Ray has been much in demand as a band adjudicator appearing in national competitions in England, Wales, Scotland, Ireland, Holland, Belgium, Sweden, Norway, Australia and New Zealand.
As a teacher Ray has given lectures on conducting, arranging and adjudicating at Leeds College of Music, Huddersfield College, Salford College, Newcastle College, Cardiff College and the Music Conservatories of Stavanger, Bergen, Trondheim, Malmø, Gothenburg and Stockholm.
In 1988 Ray won a special Arts Council Award to study contemporary music with Edward Gregson and Jorma Panula, Professor of Orchestral Conducting at Helsinki’s Sibelius Academy.
In 1990 Ray moved to Stavanger, Norway to accept a conducting position with the Music School Youth Orchestra where he was able to combine regular conducting positions with guest conducting invitations. Some of which were particularly exciting. The most notable were the National Youth Bands of Norway and Eikanger Bjørsvik Musikklag who flew him to Bergen twice a week for rehearsals and concerts. There were still frequent invitations abroad and Ray visited again many European cities. Something new, though, were two invitations to conduct in America and a concert tour of Australia.
It was during this time that he became involved with wind bands and was appointed Chief Conductor with the Trondheim Military Band and conductor of the National Youth Wind band of Norway. Other professional and amateur wind band conducting invitations soon followed.
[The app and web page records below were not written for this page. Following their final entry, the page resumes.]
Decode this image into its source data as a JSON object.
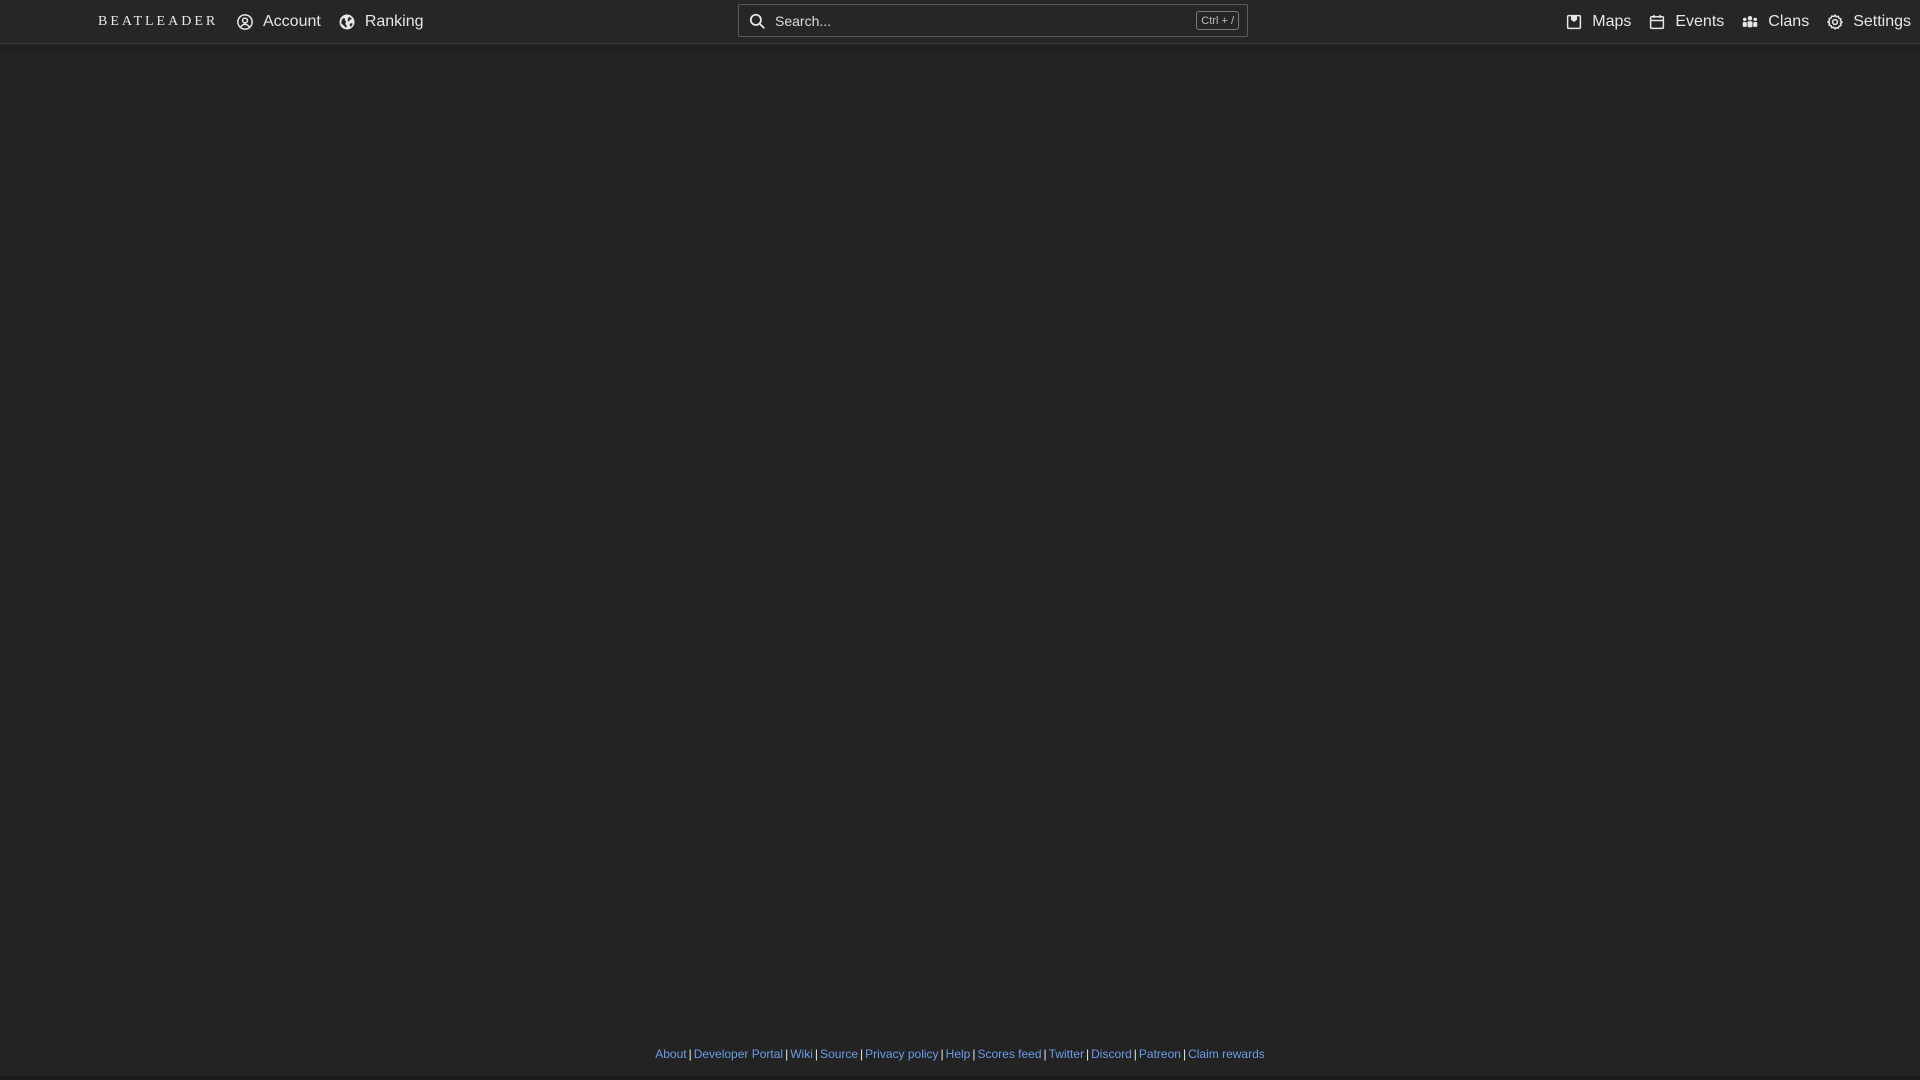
{
  "header": {
    "brand": "BEATLEADER",
    "nav_left": [
      {
        "label": "Account",
        "icon": "user-circle-icon"
      },
      {
        "label": "Ranking",
        "icon": "globe-icon"
      }
    ],
    "search": {
      "placeholder": "Search...",
      "shortcut": "Ctrl + /"
    },
    "nav_right": [
      {
        "label": "Maps",
        "icon": "map-icon"
      },
      {
        "label": "Events",
        "icon": "calendar-icon"
      },
      {
        "label": "Clans",
        "icon": "users-icon"
      },
      {
        "label": "Settings",
        "icon": "gear-icon"
      }
    ]
  },
  "footer": {
    "links": [
      "About",
      "Developer Portal",
      "Wiki",
      "Source",
      "Privacy policy",
      "Help",
      "Scores feed",
      "Twitter",
      "Discord",
      "Patreon",
      "Claim rewards"
    ],
    "separator": "|"
  },
  "colors": {
    "background": "#232323",
    "header": "#262626",
    "link": "#6b9ce8",
    "text": "#e6e6e6"
  }
}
The Sandnes Symphony Orchestra (a semi professional orchestra) appointed Ray as Chief Conductor. This gave Ray many opportunities to develop in the fields of opera, ballet and oratorio, which he loved. It also opened the doors to some exciting possibilities in the bigger orchestral world. He has since conducted Norway’s Radio Orchestra on five occasions including a European broadcast, the Stavanger Symphony Orchestra, on a World Wide TV programme, and the Kristiansand Symphony Orchestra in an exciting concert of French music.
In 1995 his affection for Eikanger Bjørsvik Musikklag caused him to move, once again, this time to Bergen where he was appointed Musical Director. With them he gave many innovative performances of a wide variety of music on stage, TV, radio, and CD. There are now two CDs with all Ray Farr arrangements called “Best by Farr”.
In 2003 Ray joined the teaching staff at the University of Durham, England as ‘Conductor In Residence’, where for ten years he taught conducting and arranging as well making some important research.
Now, retired from full time teaching, Ray is living near Oslo, Norway and is able to focus on his conducting career with lots of exciting future invitations.